As I’m sure you well know, new cars depreciate in value the second you drive them off the lot. On average, it takes 5 more years to pay them off, if not more, and they cost a lot to insure and maintain. When you’re 20, although you might want one, you don’t need a new car. Find something practical; the best kind of car is compact, gas efficient, and in good working order.
Tip: Get a bus pass or buy used.
It’s the spending, not the earning
No matter what you think now, too much stuff doesn’t lead to happiness. It leads to debt. It doesn’t matter how much money you make if you spend it all as soon as you get it.
Tip: If you’re making extra money, put it away for later. You won’t regret it, I promise.
Conundrum: You need credit to get credit.
It’s true; in order to get credit you need credit. Classic chicken and the egg story.
Tip: Get yourself a secured credit card and use it wisely. Only use it if you have the money to pay it off immediately. Don’t miss a payment. After a year, look for a ‘real’ credit card. During the time it took you to earn that credit you should have learned how to properly use it.
Just because you qualify, doesn’t mean you should say yes
After I got my first credit card, the letters started coming in. It seemed like every credit company out there wanted me to have their card. Funny, before that they would have nothing to do with me. I said yes to them all, just because I could. You know where it got me? In debt.
Tip: Don’t accept too many cards and use the ones you have wisely.
The more money you put down on your house, the less you pay in interest
If I’d known this when I was younger I’d be so much better off now. Both of my parents were realtors for years, but I never really paid much attention to what they were talking about. Buying a house just always seemed so far in the future. I never even considered saving for it.
Tip: Start saving early – the more you save now, the less you pay later.
When I look back over these tips, I realize how little I knew back then. It’s a shame, really. So many of us know so little about money.
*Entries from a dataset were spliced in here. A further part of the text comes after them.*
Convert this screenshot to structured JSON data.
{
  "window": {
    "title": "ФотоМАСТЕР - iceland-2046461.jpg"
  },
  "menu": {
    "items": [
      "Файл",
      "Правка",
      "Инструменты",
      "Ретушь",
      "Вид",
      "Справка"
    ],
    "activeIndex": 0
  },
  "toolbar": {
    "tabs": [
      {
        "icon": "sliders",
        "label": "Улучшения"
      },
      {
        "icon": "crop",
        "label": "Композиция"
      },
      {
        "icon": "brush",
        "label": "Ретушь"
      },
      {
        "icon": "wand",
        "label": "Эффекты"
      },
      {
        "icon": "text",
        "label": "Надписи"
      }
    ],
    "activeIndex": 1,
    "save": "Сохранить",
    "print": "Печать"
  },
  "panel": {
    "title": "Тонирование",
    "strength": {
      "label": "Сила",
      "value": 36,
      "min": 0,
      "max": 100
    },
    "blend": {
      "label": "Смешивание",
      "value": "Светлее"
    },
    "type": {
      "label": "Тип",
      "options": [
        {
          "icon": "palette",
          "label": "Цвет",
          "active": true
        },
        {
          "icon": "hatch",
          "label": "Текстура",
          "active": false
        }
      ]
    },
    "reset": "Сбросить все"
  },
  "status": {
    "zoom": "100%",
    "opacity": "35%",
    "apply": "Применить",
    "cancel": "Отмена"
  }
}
If you or someone you know is in the same boat that I was, do them a favour – share this article with them. Knowledge can be powerful, and in this case, profitable.
Writer for RateSupermarket.ca